NPS alumnus recounts efforts to defeat piracy during latest SGL

Story by Kenneth Stewart

MONTEREY, Calif. – Former Expeditionary Strike Group 2 commander, retired Rear Adm. Terrence E. McKnight shared his experiences fighting pirates in the Gulf of Aden with students at the Naval Postgraduate School, June 4.

McKnight’s experiences in the Gulf of Aden are documented in his book, “Pirate Alley,” which catalogues U.S. efforts to defeat piracy and his leadership of the anti-piracy force, Task Force 151, off the Somali coast.

McKnight, an NPS alumnus, returned to a packed King Auditorium for the latest NPS Secretary of the Navy Guest Lecture, where he recounted his sometimes humorous and often frustrating efforts to defeat Somali pirates.

McKnight contends that East African piracy is largely the result of poor governance in the failed Somali state, and poverty. He described how years of war, tribalism and the absence of either a Somali Navy or Coast Guard opened a window of opportunity for young men off Somalia’s northern coast.

“Why did Jesses James rob banks?” McKnight asked the audience. “Because that’s where the money was,” a student answered.

McKnight confirmed the student’s answer and relayed a series of facts and statistics that point to a heavily traversed shipping corridor in the Gulf of Aden full of expensive vessels laden with valuable goods and little capability to stave off an attack.

“Ninety-five percent of all goods that come to market are transported by sea,” said McKnight. “Thirty thousand vessels travel through the Gulf of Aden each year.”

McKnight estimates the cost of piracy in the Gulf of Aden to be between $5.7-6.1 billion per year with much of the piracy enacted by young men with little arms or training.

“Most pirates are 19-20 year-olds in skiffs with small arms, AK-47s and rocket propelled grenades,” said McKnight. “Piracy is a land problem, to defeat it you must solve the governance problem.”

But in the absence of a stable Somali government that is capable of patrolling its own waters, the United Nations, European Union and the U.S. government were forced to take matters into their own hands. But McKnight insists that there is nothing new about U.S. attempts to defeat piracy.

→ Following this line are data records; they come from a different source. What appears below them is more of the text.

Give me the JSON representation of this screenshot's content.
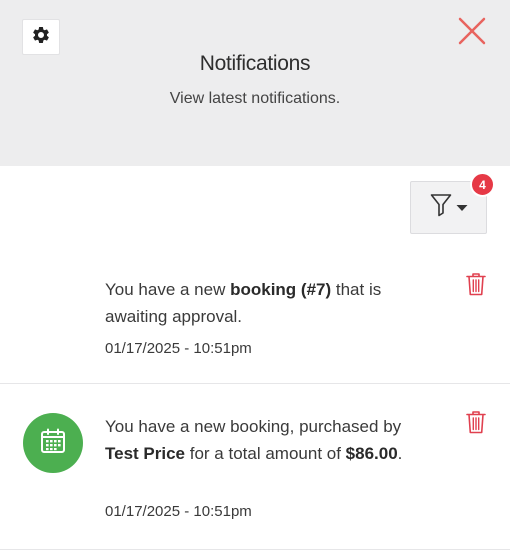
{
  "header": {
    "title": "Notifications",
    "subtitle": "View latest notifications."
  },
  "filter": {
    "badge_count": "4"
  },
  "notifications": [
    {
      "text_1": "You have a new ",
      "bold_1": "booking (#7)",
      "text_2": " that is awaiting approval.",
      "time": "01/17/2025 - 10:51pm"
    },
    {
      "text_1": "You have a new booking, purchased by ",
      "bold_1": "Test Price",
      "text_2": " for a total amount of ",
      "bold_2": "$86.00",
      "text_3": ".",
      "time": "01/17/2025 - 10:51pm",
      "icon": "calendar-icon"
    }
  ],
  "colors": {
    "header_bg": "#ededee",
    "close": "#e8635e",
    "trash": "#e0404f",
    "badge": "#e63946",
    "avatar": "#4caf50"
  }
}
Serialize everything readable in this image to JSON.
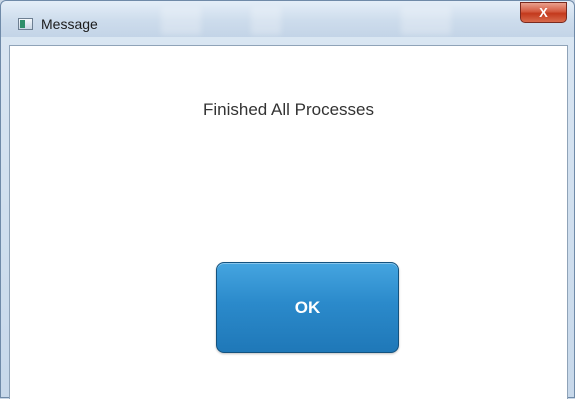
{
  "window": {
    "title": "Message",
    "close_label": "X"
  },
  "dialog": {
    "message": "Finished All Processes",
    "ok_label": "OK"
  },
  "colors": {
    "ok_button": "#2b8acb",
    "close_button": "#c3391c",
    "titlebar": "#cddcec"
  }
}
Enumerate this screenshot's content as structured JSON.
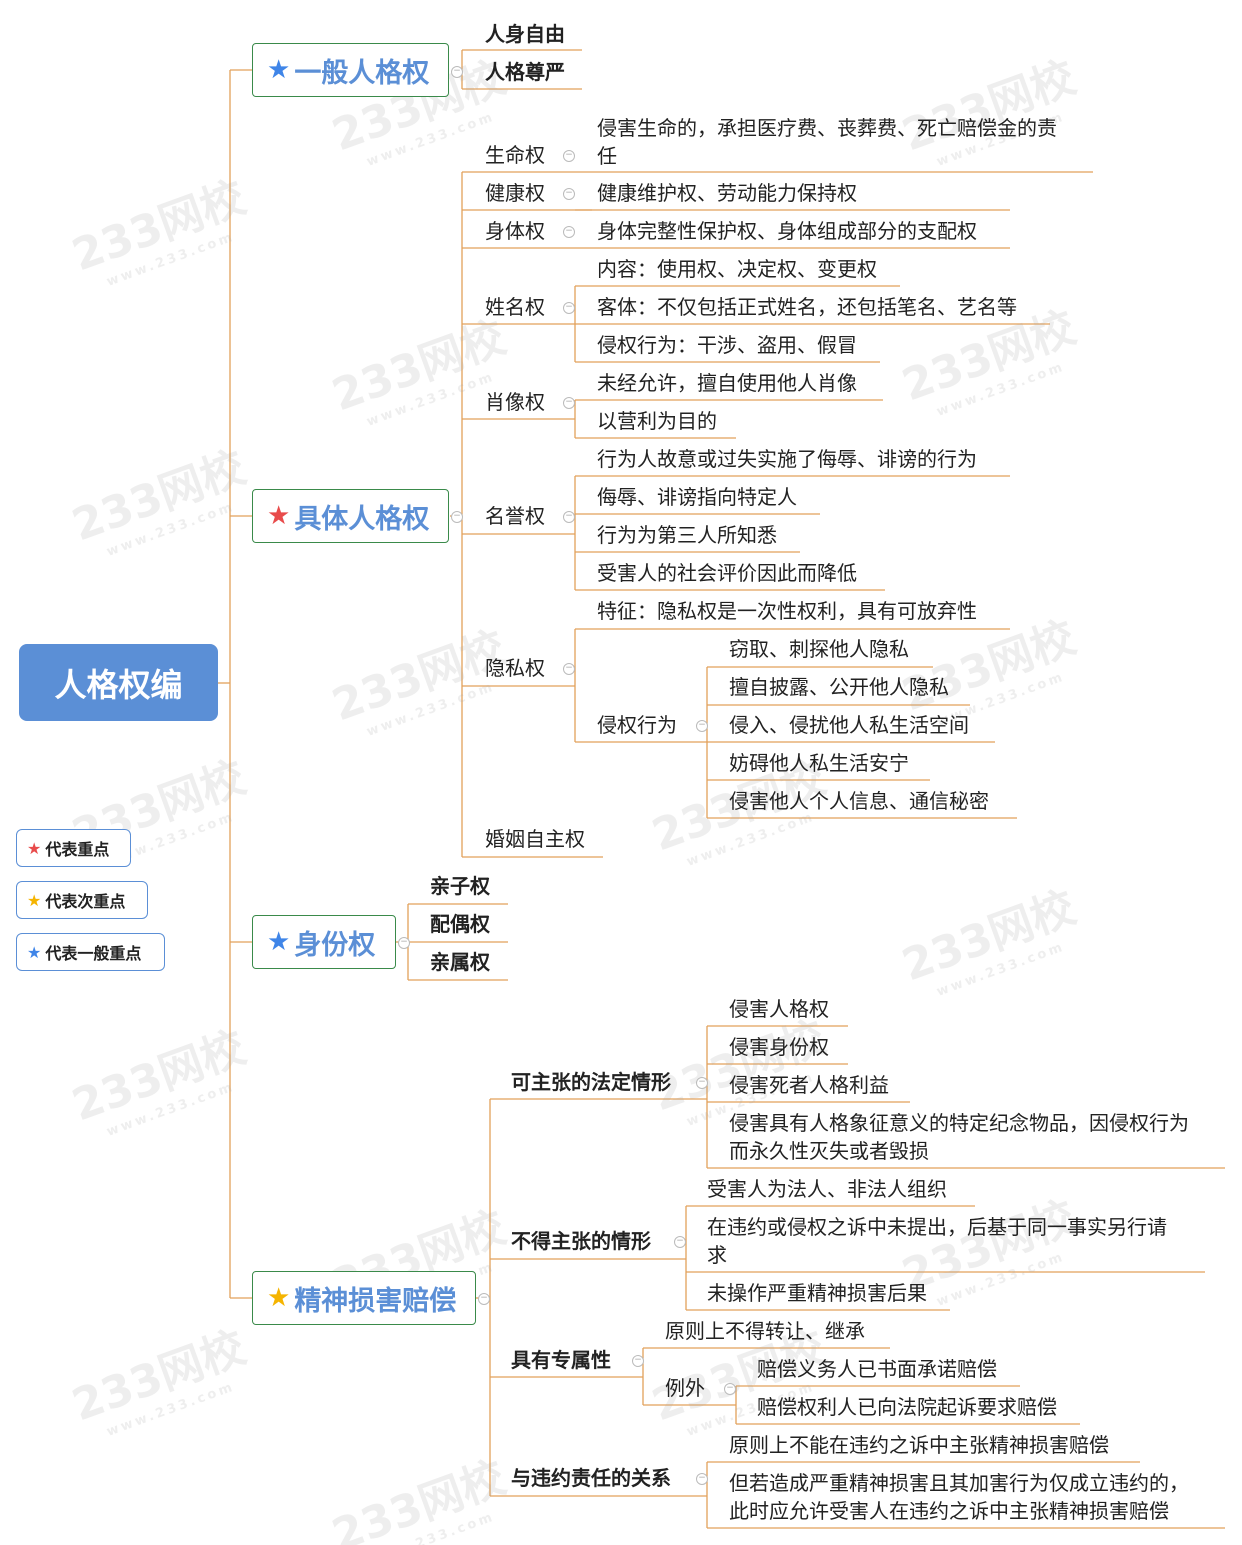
{
  "root": "人格权编",
  "colors": {
    "line": "#e2a15b",
    "box_border": "#3a8a4a",
    "root_bg": "#5b8fd6",
    "star_red": "#e84b4b",
    "star_yellow": "#f5b400",
    "star_blue": "#3f85e8",
    "text_blue": "#5b8fd6"
  },
  "legend": [
    {
      "star": "red",
      "label": "代表重点"
    },
    {
      "star": "yellow",
      "label": "代表次重点"
    },
    {
      "star": "blue",
      "label": "代表一般重点"
    }
  ],
  "watermark": {
    "main": "233网校",
    "sub": "www.233.com"
  },
  "branches": {
    "general": {
      "label": "一般人格权",
      "star": "blue",
      "children": [
        "人身自由",
        "人格尊严"
      ]
    },
    "specific": {
      "label": "具体人格权",
      "star": "red",
      "life": {
        "label": "生命权",
        "text": "侵害生命的，承担医疗费、丧葬费、死亡赔偿金的责任"
      },
      "health": {
        "label": "健康权",
        "text": "健康维护权、劳动能力保持权"
      },
      "body": {
        "label": "身体权",
        "text": "身体完整性保护权、身体组成部分的支配权"
      },
      "name": {
        "label": "姓名权",
        "items": [
          "内容：使用权、决定权、变更权",
          "客体：不仅包括正式姓名，还包括笔名、艺名等",
          "侵权行为：干涉、盗用、假冒"
        ]
      },
      "portrait": {
        "label": "肖像权",
        "items": [
          "未经允许，擅自使用他人肖像",
          "以营利为目的"
        ]
      },
      "reputation": {
        "label": "名誉权",
        "items": [
          "行为人故意或过失实施了侮辱、诽谤的行为",
          "侮辱、诽谤指向特定人",
          "行为为第三人所知悉",
          "受害人的社会评价因此而降低"
        ]
      },
      "privacy": {
        "label": "隐私权",
        "feature": "特征：隐私权是一次性权利，具有可放弃性",
        "infringe_label": "侵权行为",
        "infringe": [
          "窃取、刺探他人隐私",
          "擅自披露、公开他人隐私",
          "侵入、侵扰他人私生活空间",
          "妨碍他人私生活安宁",
          "侵害他人个人信息、通信秘密"
        ]
      },
      "marriage": {
        "label": "婚姻自主权"
      }
    },
    "identity": {
      "label": "身份权",
      "star": "blue",
      "children": [
        "亲子权",
        "配偶权",
        "亲属权"
      ]
    },
    "damage": {
      "label": "精神损害赔偿",
      "star": "yellow",
      "legal": {
        "label": "可主张的法定情形",
        "items": [
          "侵害人格权",
          "侵害身份权",
          "侵害死者人格利益",
          "侵害具有人格象征意义的特定纪念物品，因侵权行为",
          "而永久性灭失或者毁损"
        ]
      },
      "cannot": {
        "label": "不得主张的情形",
        "items": [
          "受害人为法人、非法人组织",
          "在违约或侵权之诉中未提出，后基于同一事实另行请",
          "求",
          "未操作严重精神损害后果"
        ]
      },
      "exclusive": {
        "label": "具有专属性",
        "principle": "原则上不得转让、继承",
        "exception_label": "例外",
        "exceptions": [
          "赔偿义务人已书面承诺赔偿",
          "赔偿权利人已向法院起诉要求赔偿"
        ]
      },
      "contract": {
        "label": "与违约责任的关系",
        "items": [
          "原则上不能在违约之诉中主张精神损害赔偿",
          "但若造成严重精神损害且其加害行为仅成立违约的，",
          "此时应允许受害人在违约之诉中主张精神损害赔偿"
        ]
      }
    }
  }
}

“The U.S. Navy has been fighting pirates since its very beginning,” said McKnight. “Anyone remember the Barbary pirates?”

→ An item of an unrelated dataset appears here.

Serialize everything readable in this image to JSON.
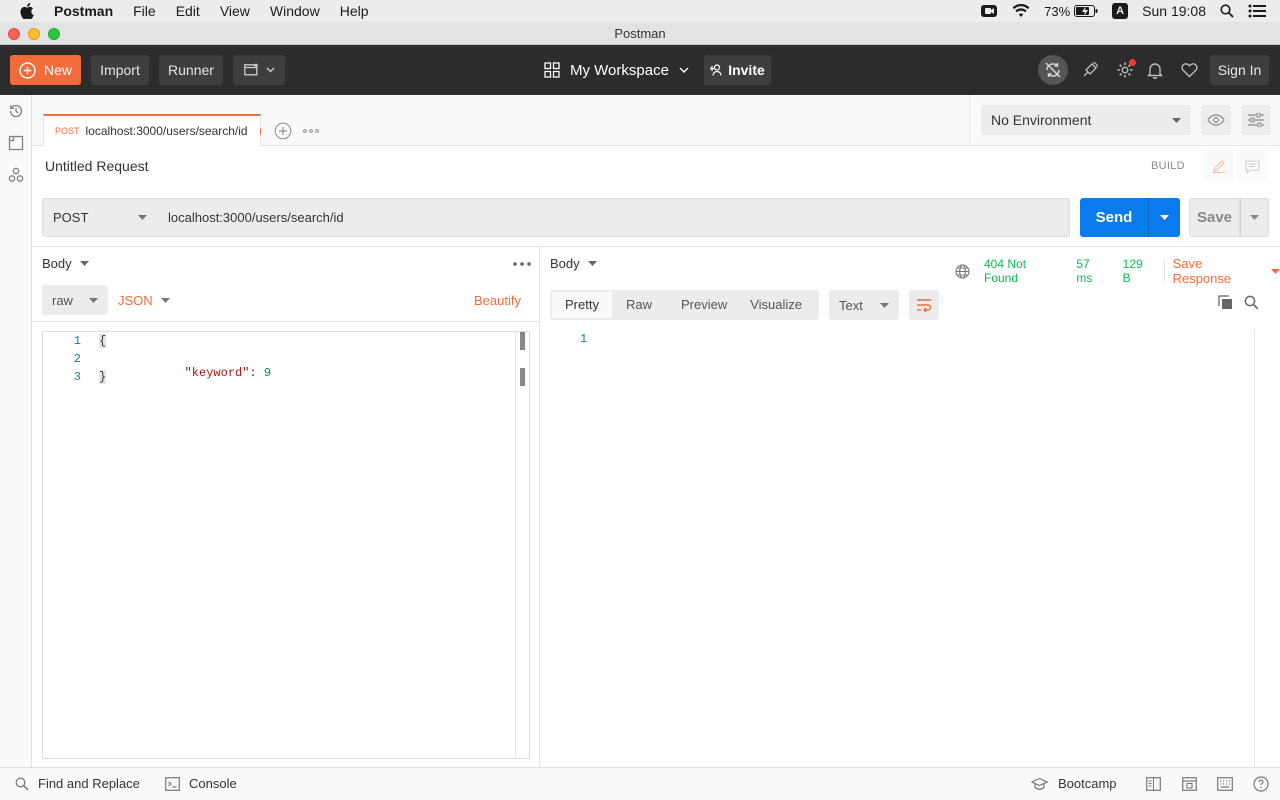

McKnight described the frustration that he and allied Navies felt in the beginning of anti-piracy operations off the Somali coast.

“We were like the dog that chases down a car – he catches it, then doesn’t know what to do with it,” quipped McKnight.

McKnight’s humor aside, myriad issues arose during early attempts to quell piracy. Lawyers were tasked with determining the status of pirates, where they were to be prosecuted and if convicted, where they should be jailed.

“We caught pirates, but there were questions about what to do with them once we caught them,” said McKnight.

Despite the legal ambiguities that plagued early piracy efforts, McKnight insists that progress has been made. He points to a 64 percent drop in pirate attacks between 2011 and 2012. McKnight attributes this drop to increased international anti-piracy efforts in the region and several seemingly basic anti-piracy measures including the presence of security teams, lookouts, alarms and safe rooms.

Noting that Somali pirates are generally looking for ransoms, both for ships and mariners, McKnight advocates legislation that will prevent U.S. dollars from being paid to pirates – legislation similar to the prohibition against funding terrorist organizations.

McKnight retired in 2009, and is currently the vice president of government relations with the Cobham defense firm.


Original Article